What you have to do:
Write every record out again exactly as shown below.
━━━ Given records
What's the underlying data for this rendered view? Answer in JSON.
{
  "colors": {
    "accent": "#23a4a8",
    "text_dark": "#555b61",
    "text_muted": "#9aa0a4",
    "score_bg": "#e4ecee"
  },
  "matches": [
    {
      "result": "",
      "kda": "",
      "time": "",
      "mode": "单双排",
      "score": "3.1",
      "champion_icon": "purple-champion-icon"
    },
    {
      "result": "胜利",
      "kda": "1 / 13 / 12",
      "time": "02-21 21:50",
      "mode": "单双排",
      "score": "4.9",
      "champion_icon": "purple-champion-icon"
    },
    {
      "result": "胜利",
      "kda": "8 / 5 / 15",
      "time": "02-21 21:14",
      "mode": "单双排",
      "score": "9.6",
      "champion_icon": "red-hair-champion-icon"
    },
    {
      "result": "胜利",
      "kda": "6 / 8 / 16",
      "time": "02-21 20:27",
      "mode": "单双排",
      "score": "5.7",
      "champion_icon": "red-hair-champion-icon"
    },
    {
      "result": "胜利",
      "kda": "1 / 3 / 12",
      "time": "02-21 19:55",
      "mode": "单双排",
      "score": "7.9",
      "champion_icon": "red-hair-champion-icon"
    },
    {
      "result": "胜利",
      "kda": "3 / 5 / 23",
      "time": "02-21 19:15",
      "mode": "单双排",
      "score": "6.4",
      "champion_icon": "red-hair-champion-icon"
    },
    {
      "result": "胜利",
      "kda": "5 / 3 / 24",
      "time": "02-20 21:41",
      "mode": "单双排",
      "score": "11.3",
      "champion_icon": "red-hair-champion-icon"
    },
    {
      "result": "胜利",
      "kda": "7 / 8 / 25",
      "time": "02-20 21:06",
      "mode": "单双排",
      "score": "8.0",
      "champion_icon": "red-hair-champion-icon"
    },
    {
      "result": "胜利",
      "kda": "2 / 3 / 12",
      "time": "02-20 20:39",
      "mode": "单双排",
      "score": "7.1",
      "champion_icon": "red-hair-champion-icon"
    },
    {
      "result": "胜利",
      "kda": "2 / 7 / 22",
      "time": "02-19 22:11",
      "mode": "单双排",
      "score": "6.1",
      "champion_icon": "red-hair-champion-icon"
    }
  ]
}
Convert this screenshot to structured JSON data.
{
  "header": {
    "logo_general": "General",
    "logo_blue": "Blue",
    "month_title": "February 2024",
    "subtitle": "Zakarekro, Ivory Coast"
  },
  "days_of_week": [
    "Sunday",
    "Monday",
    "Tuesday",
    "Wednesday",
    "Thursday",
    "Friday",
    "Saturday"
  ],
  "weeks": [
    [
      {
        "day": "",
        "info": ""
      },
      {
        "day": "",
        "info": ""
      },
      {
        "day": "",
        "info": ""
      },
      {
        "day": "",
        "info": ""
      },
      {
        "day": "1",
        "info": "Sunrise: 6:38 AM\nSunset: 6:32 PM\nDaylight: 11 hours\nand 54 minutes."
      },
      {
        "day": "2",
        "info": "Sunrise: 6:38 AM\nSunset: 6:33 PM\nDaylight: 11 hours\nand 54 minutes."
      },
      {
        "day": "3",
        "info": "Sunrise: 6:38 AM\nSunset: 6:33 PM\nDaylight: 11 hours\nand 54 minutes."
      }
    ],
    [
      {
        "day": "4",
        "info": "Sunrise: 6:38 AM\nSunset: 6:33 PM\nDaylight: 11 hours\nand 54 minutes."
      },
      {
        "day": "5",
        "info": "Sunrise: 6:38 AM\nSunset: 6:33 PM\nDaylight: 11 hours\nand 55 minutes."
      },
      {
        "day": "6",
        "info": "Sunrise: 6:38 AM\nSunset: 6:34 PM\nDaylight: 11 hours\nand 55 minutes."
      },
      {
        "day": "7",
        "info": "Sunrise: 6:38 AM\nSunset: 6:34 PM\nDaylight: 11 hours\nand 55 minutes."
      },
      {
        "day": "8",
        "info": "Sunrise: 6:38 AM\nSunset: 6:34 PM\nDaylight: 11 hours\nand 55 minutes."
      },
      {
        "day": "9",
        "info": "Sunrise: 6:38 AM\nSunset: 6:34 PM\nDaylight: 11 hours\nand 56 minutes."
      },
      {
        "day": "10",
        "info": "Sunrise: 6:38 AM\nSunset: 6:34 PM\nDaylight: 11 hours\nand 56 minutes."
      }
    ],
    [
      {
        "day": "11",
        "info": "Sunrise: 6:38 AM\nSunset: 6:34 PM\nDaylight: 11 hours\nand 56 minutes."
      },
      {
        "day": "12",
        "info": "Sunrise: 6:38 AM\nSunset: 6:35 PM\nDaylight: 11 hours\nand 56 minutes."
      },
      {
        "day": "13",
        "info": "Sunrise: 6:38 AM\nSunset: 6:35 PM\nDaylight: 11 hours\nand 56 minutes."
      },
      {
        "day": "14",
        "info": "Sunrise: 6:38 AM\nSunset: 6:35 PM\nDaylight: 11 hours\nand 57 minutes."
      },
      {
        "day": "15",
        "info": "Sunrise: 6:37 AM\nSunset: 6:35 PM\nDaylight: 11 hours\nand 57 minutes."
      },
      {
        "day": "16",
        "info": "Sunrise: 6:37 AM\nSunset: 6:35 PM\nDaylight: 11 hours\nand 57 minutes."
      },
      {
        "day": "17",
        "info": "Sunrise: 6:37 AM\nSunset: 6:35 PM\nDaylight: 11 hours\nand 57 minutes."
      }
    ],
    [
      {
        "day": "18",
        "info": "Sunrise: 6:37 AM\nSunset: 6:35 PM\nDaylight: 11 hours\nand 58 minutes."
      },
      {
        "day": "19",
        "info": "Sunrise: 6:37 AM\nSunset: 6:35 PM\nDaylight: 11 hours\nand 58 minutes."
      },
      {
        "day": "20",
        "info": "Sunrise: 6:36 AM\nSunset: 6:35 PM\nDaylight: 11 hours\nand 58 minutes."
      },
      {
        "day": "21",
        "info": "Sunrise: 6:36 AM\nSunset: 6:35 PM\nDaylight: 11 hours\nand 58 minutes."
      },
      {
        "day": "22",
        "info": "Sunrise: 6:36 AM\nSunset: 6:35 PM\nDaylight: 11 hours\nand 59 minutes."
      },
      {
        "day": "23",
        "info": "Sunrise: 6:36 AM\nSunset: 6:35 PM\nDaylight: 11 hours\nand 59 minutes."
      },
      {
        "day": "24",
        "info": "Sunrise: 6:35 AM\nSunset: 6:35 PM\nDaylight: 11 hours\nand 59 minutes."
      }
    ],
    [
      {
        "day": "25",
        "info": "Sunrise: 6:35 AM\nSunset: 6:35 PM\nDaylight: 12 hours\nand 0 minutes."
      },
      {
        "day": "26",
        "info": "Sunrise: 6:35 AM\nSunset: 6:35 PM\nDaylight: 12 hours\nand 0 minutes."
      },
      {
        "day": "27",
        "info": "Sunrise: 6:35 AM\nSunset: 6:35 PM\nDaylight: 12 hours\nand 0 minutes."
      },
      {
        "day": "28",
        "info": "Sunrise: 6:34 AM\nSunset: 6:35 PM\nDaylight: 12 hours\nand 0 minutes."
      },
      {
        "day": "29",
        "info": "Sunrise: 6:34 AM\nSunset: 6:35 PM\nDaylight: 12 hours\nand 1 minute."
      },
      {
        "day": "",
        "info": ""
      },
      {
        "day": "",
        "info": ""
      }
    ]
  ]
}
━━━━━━
Written answer:
What's the underlying data for this rendered view? Answer in JSON.
{
  "colors": {
    "accent": "#23a4a8",
    "text_dark": "#555b61",
    "text_muted": "#9aa0a4",
    "score_bg": "#e4ecee"
  },
  "matches": [
    {
      "result": "",
      "kda": "",
      "time": "",
      "mode": "单双排",
      "score": "3.1",
      "champion_icon": "purple-champion-icon"
    },
    {
      "result": "胜利",
      "kda": "1 / 13 / 12",
      "time": "02-21 21:50",
      "mode": "单双排",
      "score": "4.9",
      "champion_icon": "purple-champion-icon"
    },
    {
      "result": "胜利",
      "kda": "8 / 5 / 15",
      "time": "02-21 21:14",
      "mode": "单双排",
      "score": "9.6",
      "champion_icon": "red-hair-champion-icon"
    },
    {
      "result": "胜利",
      "kda": "6 / 8 / 16",
      "time": "02-21 20:27",
      "mode": "单双排",
      "score": "5.7",
      "champion_icon": "red-hair-champion-icon"
    },
    {
      "result": "胜利",
      "kda": "1 / 3 / 12",
      "time": "02-21 19:55",
      "mode": "单双排",
      "score": "7.9",
      "champion_icon": "red-hair-champion-icon"
    },
    {
      "result": "胜利",
      "kda": "3 / 5 / 23",
      "time": "02-21 19:15",
      "mode": "单双排",
      "score": "6.4",
      "champion_icon": "red-hair-champion-icon"
    },
    {
      "result": "胜利",
      "kda": "5 / 3 / 24",
      "time": "02-20 21:41",
      "mode": "单双排",
      "score": "11.3",
      "champion_icon": "red-hair-champion-icon"
    },
    {
      "result": "胜利",
      "kda": "7 / 8 / 25",
      "time": "02-20 21:06",
      "mode": "单双排",
      "score": "8.0",
      "champion_icon": "red-hair-champion-icon"
    },
    {
      "result": "胜利",
      "kda": "2 / 3 / 12",
      "time": "02-20 20:39",
      "mode": "单双排",
      "score": "7.1",
      "champion_icon": "red-hair-champion-icon"
    },
    {
      "result": "胜利",
      "kda": "2 / 7 / 22",
      "time": "02-19 22:11",
      "mode": "单双排",
      "score": "6.1",
      "champion_icon": "red-hair-champion-icon"
    }
  ]
}
Convert this screenshot to structured JSON data.
{
  "header": {
    "logo_general": "General",
    "logo_blue": "Blue",
    "month_title": "February 2024",
    "subtitle": "Zakarekro, Ivory Coast"
  },
  "days_of_week": [
    "Sunday",
    "Monday",
    "Tuesday",
    "Wednesday",
    "Thursday",
    "Friday",
    "Saturday"
  ],
  "weeks": [
    [
      {
        "day": "",
        "info": ""
      },
      {
        "day": "",
        "info": ""
      },
      {
        "day": "",
        "info": ""
      },
      {
        "day": "",
        "info": ""
      },
      {
        "day": "1",
        "info": "Sunrise: 6:38 AM\nSunset: 6:32 PM\nDaylight: 11 hours\nand 54 minutes."
      },
      {
        "day": "2",
        "info": "Sunrise: 6:38 AM\nSunset: 6:33 PM\nDaylight: 11 hours\nand 54 minutes."
      },
      {
        "day": "3",
        "info": "Sunrise: 6:38 AM\nSunset: 6:33 PM\nDaylight: 11 hours\nand 54 minutes."
      }
    ],
    [
      {
        "day": "4",
        "info": "Sunrise: 6:38 AM\nSunset: 6:33 PM\nDaylight: 11 hours\nand 54 minutes."
      },
      {
        "day": "5",
        "info": "Sunrise: 6:38 AM\nSunset: 6:33 PM\nDaylight: 11 hours\nand 55 minutes."
      },
      {
        "day": "6",
        "info": "Sunrise: 6:38 AM\nSunset: 6:34 PM\nDaylight: 11 hours\nand 55 minutes."
      },
      {
        "day": "7",
        "info": "Sunrise: 6:38 AM\nSunset: 6:34 PM\nDaylight: 11 hours\nand 55 minutes."
      },
      {
        "day": "8",
        "info": "Sunrise: 6:38 AM\nSunset: 6:34 PM\nDaylight: 11 hours\nand 55 minutes."
      },
      {
        "day": "9",
        "info": "Sunrise: 6:38 AM\nSunset: 6:34 PM\nDaylight: 11 hours\nand 56 minutes."
      },
      {
        "day": "10",
        "info": "Sunrise: 6:38 AM\nSunset: 6:34 PM\nDaylight: 11 hours\nand 56 minutes."
      }
    ],
    [
      {
        "day": "11",
        "info": "Sunrise: 6:38 AM\nSunset: 6:34 PM\nDaylight: 11 hours\nand 56 minutes."
      },
      {
        "day": "12",
        "info": "Sunrise: 6:38 AM\nSunset: 6:35 PM\nDaylight: 11 hours\nand 56 minutes."
      },
      {
        "day": "13",
        "info": "Sunrise: 6:38 AM\nSunset: 6:35 PM\nDaylight: 11 hours\nand 56 minutes."
      },
      {
        "day": "14",
        "info": "Sunrise: 6:38 AM\nSunset: 6:35 PM\nDaylight: 11 hours\nand 57 minutes."
      },
      {
        "day": "15",
        "info": "Sunrise: 6:37 AM\nSunset: 6:35 PM\nDaylight: 11 hours\nand 57 minutes."
      },
      {
        "day": "16",
        "info": "Sunrise: 6:37 AM\nSunset: 6:35 PM\nDaylight: 11 hours\nand 57 minutes."
      },
      {
        "day": "17",
        "info": "Sunrise: 6:37 AM\nSunset: 6:35 PM\nDaylight: 11 hours\nand 57 minutes."
      }
    ],
    [
      {
        "day": "18",
        "info": "Sunrise: 6:37 AM\nSunset: 6:35 PM\nDaylight: 11 hours\nand 58 minutes."
      },
      {
        "day": "19",
        "info": "Sunrise: 6:37 AM\nSunset: 6:35 PM\nDaylight: 11 hours\nand 58 minutes."
      },
      {
        "day": "20",
        "info": "Sunrise: 6:36 AM\nSunset: 6:35 PM\nDaylight: 11 hours\nand 58 minutes."
      },
      {
        "day": "21",
        "info": "Sunrise: 6:36 AM\nSunset: 6:35 PM\nDaylight: 11 hours\nand 58 minutes."
      },
      {
        "day": "22",
        "info": "Sunrise: 6:36 AM\nSunset: 6:35 PM\nDaylight: 11 hours\nand 59 minutes."
      },
      {
        "day": "23",
        "info": "Sunrise: 6:36 AM\nSunset: 6:35 PM\nDaylight: 11 hours\nand 59 minutes."
      },
      {
        "day": "24",
        "info": "Sunrise: 6:35 AM\nSunset: 6:35 PM\nDaylight: 11 hours\nand 59 minutes."
      }
    ],
    [
      {
        "day": "25",
        "info": "Sunrise: 6:35 AM\nSunset: 6:35 PM\nDaylight: 12 hours\nand 0 minutes."
      },
      {
        "day": "26",
        "info": "Sunrise: 6:35 AM\nSunset: 6:35 PM\nDaylight: 12 hours\nand 0 minutes."
      },
      {
        "day": "27",
        "info": "Sunrise: 6:35 AM\nSunset: 6:35 PM\nDaylight: 12 hours\nand 0 minutes."
      },
      {
        "day": "28",
        "info": "Sunrise: 6:34 AM\nSunset: 6:35 PM\nDaylight: 12 hours\nand 0 minutes."
      },
      {
        "day": "29",
        "info": "Sunrise: 6:34 AM\nSunset: 6:35 PM\nDaylight: 12 hours\nand 1 minute."
      },
      {
        "day": "",
        "info": ""
      },
      {
        "day": "",
        "info": ""
      }
    ]
  ]
}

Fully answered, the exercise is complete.